    how much u paid for 1L of toyota long life coolant? I m using aluminum radiator atm u think tis LLC suitable? i asked 3 radiator shops opinion the other day, they all told the same thing i.e. Not to use battery water for radiator as it contains other ingredient like maganese. They said should only use Distilled water or Reverse Osmosis water that r sold in supermarket around RM3 to RM5 per big bottle of 5.5L. 1 shop also said Toyota LLC is not recommended due to massive Fake one in the market. They said we can’t differentiate from the bottle coz those fake one r using genuine recycle bottles with genuine engraved of manufacturing date n plastic code on the bottom of each bottle. They told me as a general rule, those at RM10-20 per bottle sold at spart part shop are mostly fake. Just to share here what i heard from them 🙂

  5. Jacky Yong says:

    Hi Jennifer,

    The Toyota LLC cost me RM25.90. As I mentioned, I went to Toyota’s Service Centre in Balakong to buy my parts. I never trust the spare parts shop outside. I did purchase from the spare parts shop once and true enough, they were fake!

    Interesting discussion about the type of water to use. Battery water are supposed to be pure distilled water, but it seems some manufacturers do put in minute quantities of SO4 (acid). Perhaps it is a good idea to use RO water instead.

    For aluminium radiators, they should not use coolants that contains silicate or borate. As far as I know, Toyota LLC does not contain them, but let me update this again once I have more info.

  6. jennifer says:

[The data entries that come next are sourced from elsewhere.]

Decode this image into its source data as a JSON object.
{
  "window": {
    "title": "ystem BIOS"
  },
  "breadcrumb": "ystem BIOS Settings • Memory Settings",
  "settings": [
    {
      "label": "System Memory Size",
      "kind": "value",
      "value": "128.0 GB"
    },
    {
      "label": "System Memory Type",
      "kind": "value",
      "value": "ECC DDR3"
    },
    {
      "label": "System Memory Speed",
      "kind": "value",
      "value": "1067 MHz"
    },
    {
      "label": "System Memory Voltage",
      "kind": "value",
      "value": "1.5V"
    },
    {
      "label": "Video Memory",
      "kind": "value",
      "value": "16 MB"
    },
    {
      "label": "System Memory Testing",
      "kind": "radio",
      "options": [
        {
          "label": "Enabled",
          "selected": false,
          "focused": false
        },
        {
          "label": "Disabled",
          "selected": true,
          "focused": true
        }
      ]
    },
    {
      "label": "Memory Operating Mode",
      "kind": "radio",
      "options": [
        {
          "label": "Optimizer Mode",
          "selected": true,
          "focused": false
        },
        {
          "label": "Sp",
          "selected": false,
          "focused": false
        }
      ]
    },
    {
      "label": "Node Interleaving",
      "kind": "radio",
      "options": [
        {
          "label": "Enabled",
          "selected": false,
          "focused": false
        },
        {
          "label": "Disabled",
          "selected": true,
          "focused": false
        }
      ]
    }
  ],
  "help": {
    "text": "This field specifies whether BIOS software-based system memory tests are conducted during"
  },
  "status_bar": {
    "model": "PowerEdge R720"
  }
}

    Regarding the claim that coolant that contains silicate inappropriate for aluminum radiators, hmm, there’s one article in current month Hypertune Magazine about Cooling System, a very nice writeup in it, I remembered there’s a line that state “silicate addictive” type of coolant is “specially made” for aluminium radiator. Have a read at MPH or Border’s bookstore hehe.

    also something about silicate here, with lab testing etc..

  7. mihonkenji says:

    Dear Jennifer & Jacky Yong,

    Quotes (from

    Here’s the simplified story. Silicates (usually found in the green stuff) are very protective for aluminium., as long as they last. It was feared they didn’t last too long, but I understand there is recent research that says they last longer than previously thought. But they are not “long life”.

    HOWEVER, the Japanese manufacturers hate silicates, feeling they are too abrasive and chew up water pump seals-even hard ceramic seals. They like phosphates, which are good for alum. but not as good as silicates.

    HOWEVER, the Europeans hate phosphates, because they know that many/most people use plain tap water instead of distilled. OK, no big problem in most of Japan and the US because we have relatively “soft” water, but most of Europe has ~equal parts of water, calcium and magnesium pouring out of the taps–read HARD water. Seems that phosphates cause the Ca and Mg to turn to tiny rocks–not too good.


    So, u might want to consider something good for aluminium radiator that is Silicate-free and Phosphates-free.

    The Caltex Extended Life Coolant is one such example.

    Detail :

    But, it’s not so straightforward. I shall reply more on this later. Have a nice day.

  8. Jacky Yong says:

    Just an update, this is how I know that my coolant are original: